---------- DATA SHOWN

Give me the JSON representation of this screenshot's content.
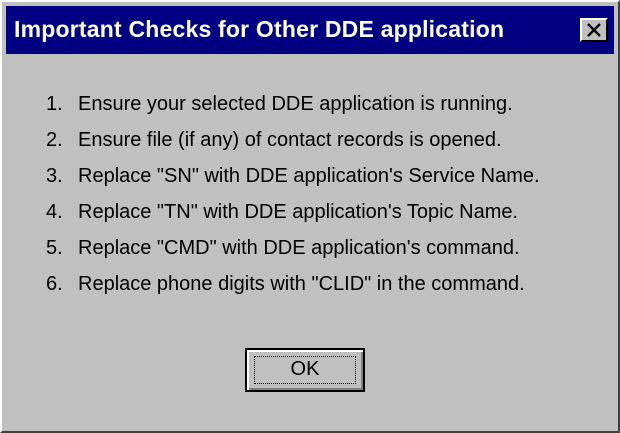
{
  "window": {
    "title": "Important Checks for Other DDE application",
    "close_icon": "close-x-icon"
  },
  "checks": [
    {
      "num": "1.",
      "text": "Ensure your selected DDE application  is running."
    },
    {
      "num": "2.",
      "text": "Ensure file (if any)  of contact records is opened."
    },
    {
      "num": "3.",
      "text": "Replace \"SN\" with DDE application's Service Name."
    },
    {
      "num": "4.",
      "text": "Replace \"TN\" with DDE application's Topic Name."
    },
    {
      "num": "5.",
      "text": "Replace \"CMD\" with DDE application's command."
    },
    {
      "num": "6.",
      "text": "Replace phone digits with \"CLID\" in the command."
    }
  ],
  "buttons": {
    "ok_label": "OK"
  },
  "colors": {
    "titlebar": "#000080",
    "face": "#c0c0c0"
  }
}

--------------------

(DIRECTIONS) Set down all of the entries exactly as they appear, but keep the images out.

(RESULT BELOW)
Give me the JSON representation of this screenshot's content.
{
  "window": {
    "title": "Important Checks for Other DDE application",
    "close_icon": "close-x-icon"
  },
  "checks": [
    {
      "num": "1.",
      "text": "Ensure your selected DDE application  is running."
    },
    {
      "num": "2.",
      "text": "Ensure file (if any)  of contact records is opened."
    },
    {
      "num": "3.",
      "text": "Replace \"SN\" with DDE application's Service Name."
    },
    {
      "num": "4.",
      "text": "Replace \"TN\" with DDE application's Topic Name."
    },
    {
      "num": "5.",
      "text": "Replace \"CMD\" with DDE application's command."
    },
    {
      "num": "6.",
      "text": "Replace phone digits with \"CLID\" in the command."
    }
  ],
  "buttons": {
    "ok_label": "OK"
  },
  "colors": {
    "titlebar": "#000080",
    "face": "#c0c0c0"
  }
}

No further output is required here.